▶ [Task details] Identify each line below that contains the word "JSON", and copy it out.

▶ [Records to use]

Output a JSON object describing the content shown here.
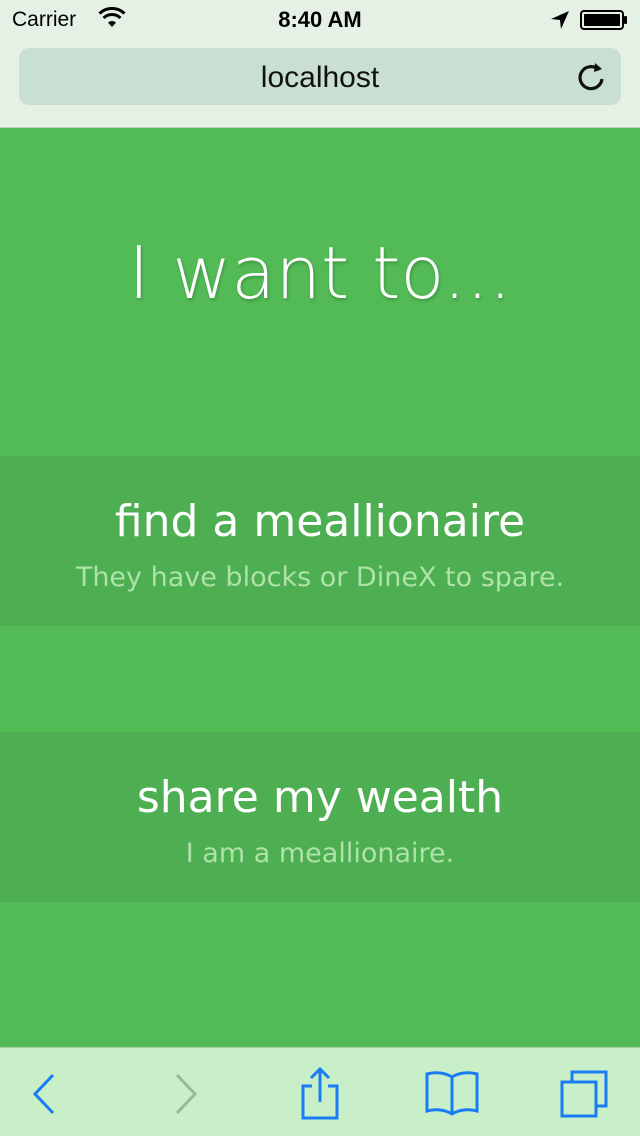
{
  "status_bar": {
    "carrier": "Carrier",
    "time": "8:40 AM",
    "icons": [
      "wifi-icon",
      "location-arrow-icon",
      "battery-icon"
    ]
  },
  "browser": {
    "url": "localhost",
    "reload_icon": "reload-icon",
    "toolbar_icons": [
      "back-icon",
      "forward-icon",
      "share-icon",
      "bookmarks-icon",
      "tabs-icon"
    ],
    "accent_color": "#1a7cf5",
    "disabled_color": "#9ab89a"
  },
  "page": {
    "heading": "I want to...",
    "options": [
      {
        "title": "find a meallionaire",
        "subtitle": "They have blocks or DineX to spare."
      },
      {
        "title": "share my wealth",
        "subtitle": "I am a meallionaire."
      }
    ],
    "colors": {
      "background": "#52bb55",
      "option_background": "#4daf51",
      "text": "#ffffff",
      "subtext": "#aee2a9"
    }
  }
}
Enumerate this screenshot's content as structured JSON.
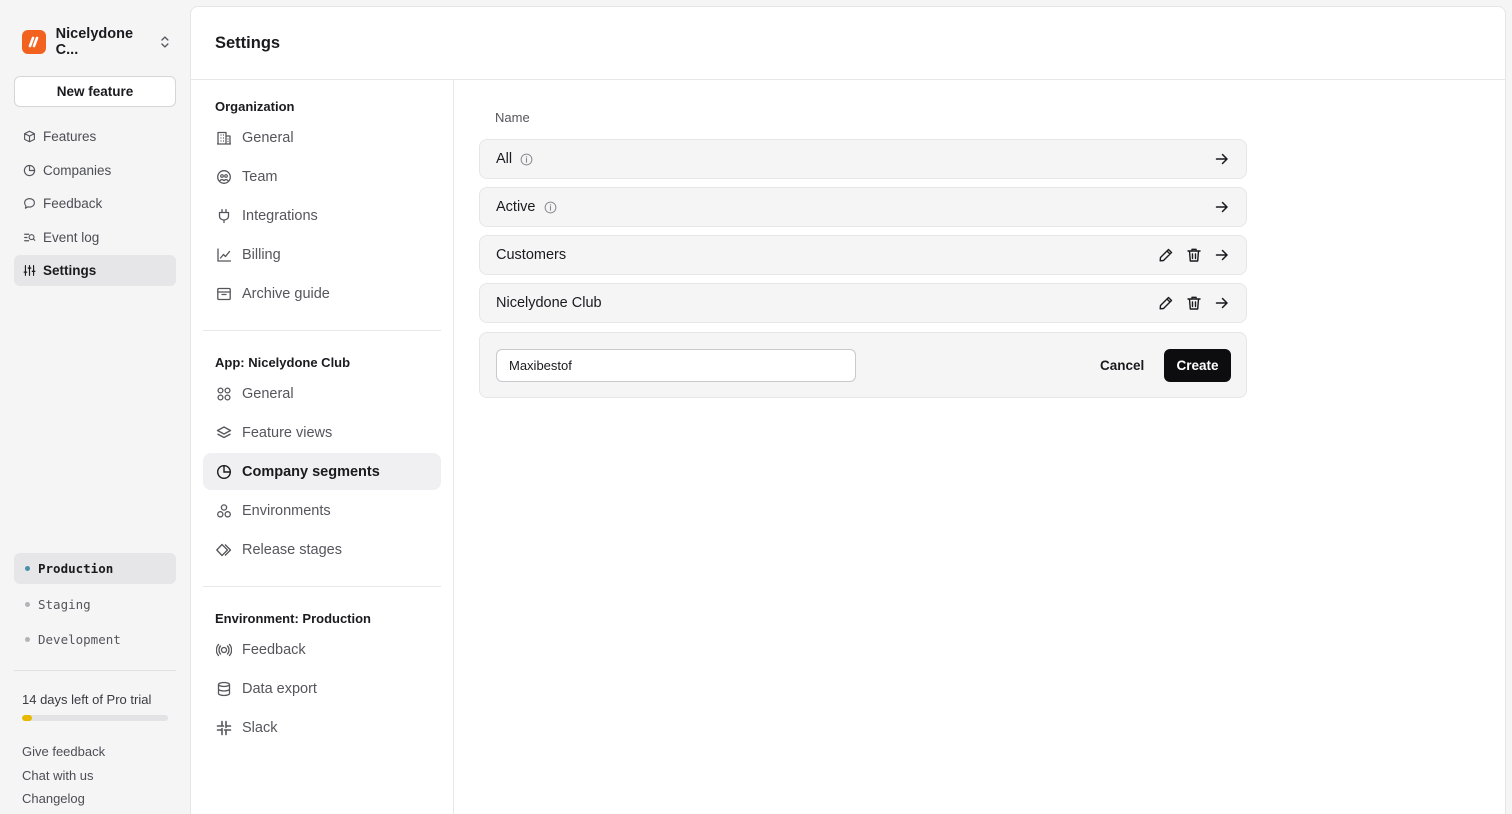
{
  "org": {
    "name": "Nicelydone C...",
    "brand_color": "#f2611d"
  },
  "sidebar": {
    "new_feature_label": "New feature",
    "items": [
      {
        "label": "Features",
        "icon": "cube-icon"
      },
      {
        "label": "Companies",
        "icon": "pie-chart-icon"
      },
      {
        "label": "Feedback",
        "icon": "chat-bubble-icon"
      },
      {
        "label": "Event log",
        "icon": "event-log-icon"
      },
      {
        "label": "Settings",
        "icon": "sliders-icon",
        "active": true
      }
    ],
    "environments": [
      {
        "label": "Production",
        "active": true
      },
      {
        "label": "Staging"
      },
      {
        "label": "Development"
      }
    ],
    "trial": {
      "label": "14 days left of Pro trial",
      "progress": 0.07
    },
    "footer_links": [
      "Give feedback",
      "Chat with us",
      "Changelog"
    ]
  },
  "header": {
    "title": "Settings"
  },
  "settings_nav": {
    "sections": [
      {
        "heading": "Organization",
        "items": [
          {
            "label": "General",
            "icon": "building-icon"
          },
          {
            "label": "Team",
            "icon": "team-icon"
          },
          {
            "label": "Integrations",
            "icon": "plug-icon"
          },
          {
            "label": "Billing",
            "icon": "line-chart-icon"
          },
          {
            "label": "Archive guide",
            "icon": "archive-icon"
          }
        ]
      },
      {
        "heading": "App: Nicelydone Club",
        "items": [
          {
            "label": "General",
            "icon": "grid-circles-icon"
          },
          {
            "label": "Feature views",
            "icon": "layers-icon"
          },
          {
            "label": "Company segments",
            "icon": "pie-chart-icon",
            "active": true
          },
          {
            "label": "Environments",
            "icon": "environments-icon"
          },
          {
            "label": "Release stages",
            "icon": "diamond-icon"
          }
        ]
      },
      {
        "heading": "Environment: Production",
        "items": [
          {
            "label": "Feedback",
            "icon": "feedback-signal-icon"
          },
          {
            "label": "Data export",
            "icon": "database-icon"
          },
          {
            "label": "Slack",
            "icon": "slack-icon"
          }
        ]
      }
    ]
  },
  "segments": {
    "column_label": "Name",
    "rows": [
      {
        "name": "All",
        "info": true,
        "editable": false
      },
      {
        "name": "Active",
        "info": true,
        "editable": false
      },
      {
        "name": "Customers",
        "info": false,
        "editable": true
      },
      {
        "name": "Nicelydone Club",
        "info": false,
        "editable": true
      }
    ],
    "new_segment": {
      "value": "Maxibestof",
      "cancel_label": "Cancel",
      "create_label": "Create"
    }
  }
}
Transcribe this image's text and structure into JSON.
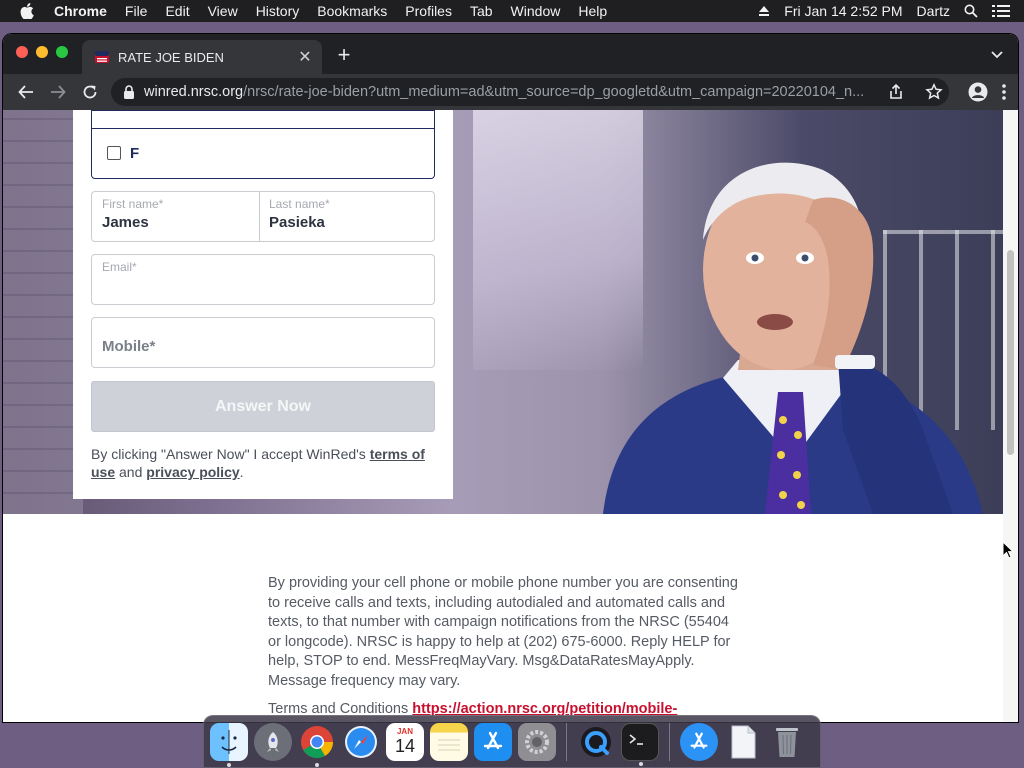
{
  "menubar": {
    "app_name": "Chrome",
    "items": [
      "File",
      "Edit",
      "View",
      "History",
      "Bookmarks",
      "Profiles",
      "Tab",
      "Window",
      "Help"
    ],
    "clock": "Fri Jan 14  2:52 PM",
    "user": "Dartz"
  },
  "browser": {
    "tab_title": "RATE JOE BIDEN",
    "url_domain": "winred.nrsc.org",
    "url_path": "/nrsc/rate-joe-biden?utm_medium=ad&utm_source=dp_googletd&utm_campaign=20220104_n..."
  },
  "form": {
    "option_label": "F",
    "first_name_label": "First name*",
    "first_name_value": "James",
    "last_name_label": "Last name*",
    "last_name_value": "Pasieka",
    "email_label": "Email*",
    "mobile_placeholder": "Mobile*",
    "submit_label": "Answer Now",
    "consent_prefix": "By clicking \"Answer Now\" I accept WinRed's",
    "terms_link": "terms of use",
    "consent_and": "and",
    "privacy_link": "privacy policy",
    "consent_end": "."
  },
  "disclaimer": {
    "text": "By providing your cell phone or mobile phone number you are consenting to receive calls and texts, including autodialed and automated calls and texts, to that number with campaign notifications from the NRSC (55404 or longcode). NRSC is happy to help at (202) 675-6000. Reply HELP for help, STOP to end. MessFreqMayVary. Msg&DataRatesMayApply. Message frequency may vary.",
    "terms_prefix": "Terms and Conditions",
    "terms_link": "https://action.nrsc.org/petition/mobile-"
  },
  "dock": {
    "items": [
      "finder-icon",
      "launchpad-icon",
      "chrome-icon",
      "safari-icon",
      "calendar-icon",
      "notes-icon",
      "app-store-icon",
      "system-preferences-icon",
      "quicktime-icon",
      "terminal-icon",
      "app-store-folder-icon",
      "documents-folder-icon",
      "trash-icon"
    ],
    "calendar_month": "JAN",
    "calendar_day": "14"
  },
  "colors": {
    "accent_navy": "#1e2b5c",
    "link_red": "#c8102e",
    "button_disabled": "#cfd1d8"
  }
}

▶ [Your response]
Output a JSON object describing the content shown here.
Enumerate this screenshot's content as structured JSON.
Transcribe this image's text and structure into JSON.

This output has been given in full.